__About this task__. Only the lines holding "uniQuad" are wanted here; copy each from the listing.

══════

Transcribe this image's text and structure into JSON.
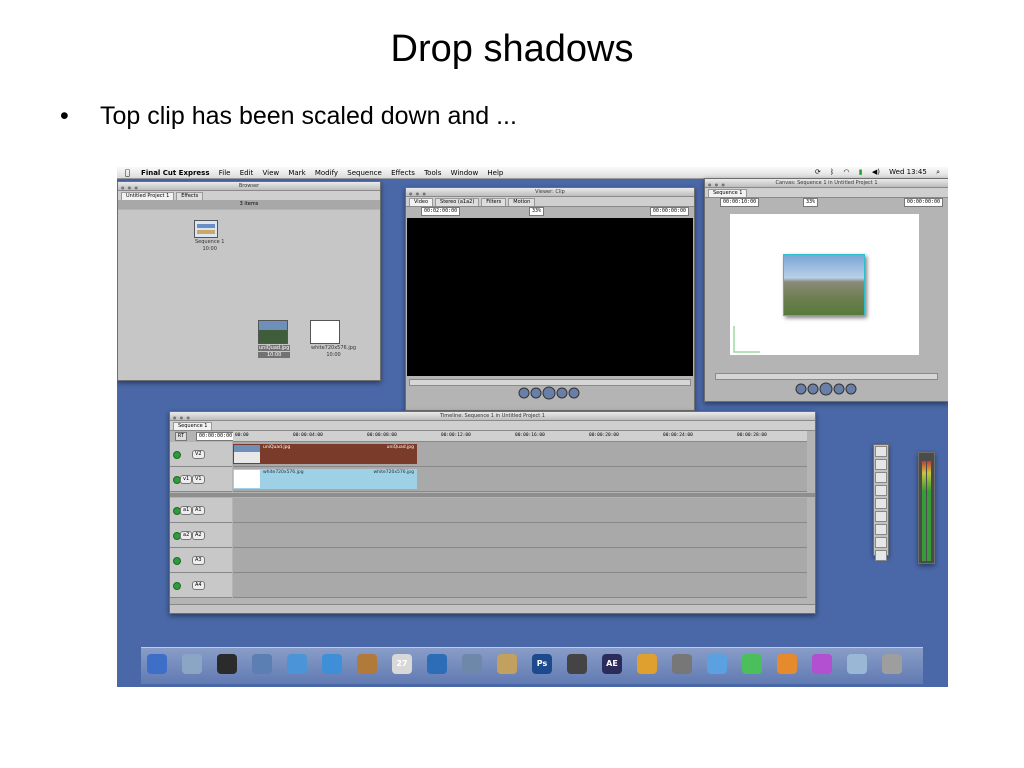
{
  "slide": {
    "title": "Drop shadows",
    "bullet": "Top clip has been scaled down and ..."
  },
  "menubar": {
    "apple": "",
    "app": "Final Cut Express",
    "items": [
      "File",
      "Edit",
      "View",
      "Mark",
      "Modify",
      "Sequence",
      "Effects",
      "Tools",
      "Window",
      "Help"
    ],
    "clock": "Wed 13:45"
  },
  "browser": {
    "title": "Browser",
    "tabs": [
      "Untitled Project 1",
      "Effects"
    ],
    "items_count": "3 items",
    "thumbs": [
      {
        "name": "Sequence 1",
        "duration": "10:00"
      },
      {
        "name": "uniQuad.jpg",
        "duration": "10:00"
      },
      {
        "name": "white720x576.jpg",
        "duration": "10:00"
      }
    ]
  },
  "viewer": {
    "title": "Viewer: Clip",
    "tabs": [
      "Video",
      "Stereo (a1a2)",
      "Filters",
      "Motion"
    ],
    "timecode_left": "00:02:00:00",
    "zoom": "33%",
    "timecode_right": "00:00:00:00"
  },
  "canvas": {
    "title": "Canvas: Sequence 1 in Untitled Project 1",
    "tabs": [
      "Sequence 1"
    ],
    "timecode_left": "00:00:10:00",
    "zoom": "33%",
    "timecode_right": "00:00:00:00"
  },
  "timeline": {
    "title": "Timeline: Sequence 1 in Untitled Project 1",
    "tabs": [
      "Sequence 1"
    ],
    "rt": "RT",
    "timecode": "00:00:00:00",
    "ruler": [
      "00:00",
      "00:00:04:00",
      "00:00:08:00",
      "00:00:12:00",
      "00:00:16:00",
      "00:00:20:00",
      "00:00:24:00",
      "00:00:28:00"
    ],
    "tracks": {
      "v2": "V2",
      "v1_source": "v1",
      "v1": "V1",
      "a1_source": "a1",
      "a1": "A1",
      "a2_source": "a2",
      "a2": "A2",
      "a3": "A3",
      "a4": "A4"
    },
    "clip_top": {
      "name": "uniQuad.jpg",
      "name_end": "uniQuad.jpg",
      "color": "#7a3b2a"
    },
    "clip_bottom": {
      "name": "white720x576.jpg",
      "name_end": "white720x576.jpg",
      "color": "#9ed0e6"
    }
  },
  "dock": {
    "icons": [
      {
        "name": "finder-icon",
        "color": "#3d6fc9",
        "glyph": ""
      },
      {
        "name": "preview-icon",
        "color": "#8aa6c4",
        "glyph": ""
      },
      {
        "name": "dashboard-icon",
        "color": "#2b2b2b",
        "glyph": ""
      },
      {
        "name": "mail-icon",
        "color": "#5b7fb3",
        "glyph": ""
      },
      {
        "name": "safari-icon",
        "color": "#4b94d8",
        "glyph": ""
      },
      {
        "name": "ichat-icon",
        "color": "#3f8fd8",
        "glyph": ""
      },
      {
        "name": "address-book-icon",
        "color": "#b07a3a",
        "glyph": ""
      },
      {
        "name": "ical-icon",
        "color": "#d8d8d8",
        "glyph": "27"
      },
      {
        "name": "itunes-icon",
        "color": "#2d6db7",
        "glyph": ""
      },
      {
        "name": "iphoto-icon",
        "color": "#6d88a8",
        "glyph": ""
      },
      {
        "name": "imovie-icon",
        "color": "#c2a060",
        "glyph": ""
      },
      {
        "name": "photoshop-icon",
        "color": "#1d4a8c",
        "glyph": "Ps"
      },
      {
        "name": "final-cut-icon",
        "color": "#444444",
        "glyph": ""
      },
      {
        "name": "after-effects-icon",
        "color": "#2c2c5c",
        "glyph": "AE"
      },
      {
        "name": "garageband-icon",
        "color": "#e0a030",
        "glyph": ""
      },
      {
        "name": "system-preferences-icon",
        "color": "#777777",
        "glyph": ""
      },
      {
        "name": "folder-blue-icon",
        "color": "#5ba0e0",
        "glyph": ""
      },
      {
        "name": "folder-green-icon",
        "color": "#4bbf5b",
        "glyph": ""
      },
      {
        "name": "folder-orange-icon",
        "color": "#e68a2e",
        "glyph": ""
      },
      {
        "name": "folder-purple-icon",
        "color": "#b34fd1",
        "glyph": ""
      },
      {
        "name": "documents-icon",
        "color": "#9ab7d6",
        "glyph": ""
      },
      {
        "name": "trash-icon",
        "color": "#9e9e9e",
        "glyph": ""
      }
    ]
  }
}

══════

__Response to the task__.
        "name": "uniQuad.jpg",
      "name": "uniQuad.jpg",
      "name_end": "uniQuad.jpg",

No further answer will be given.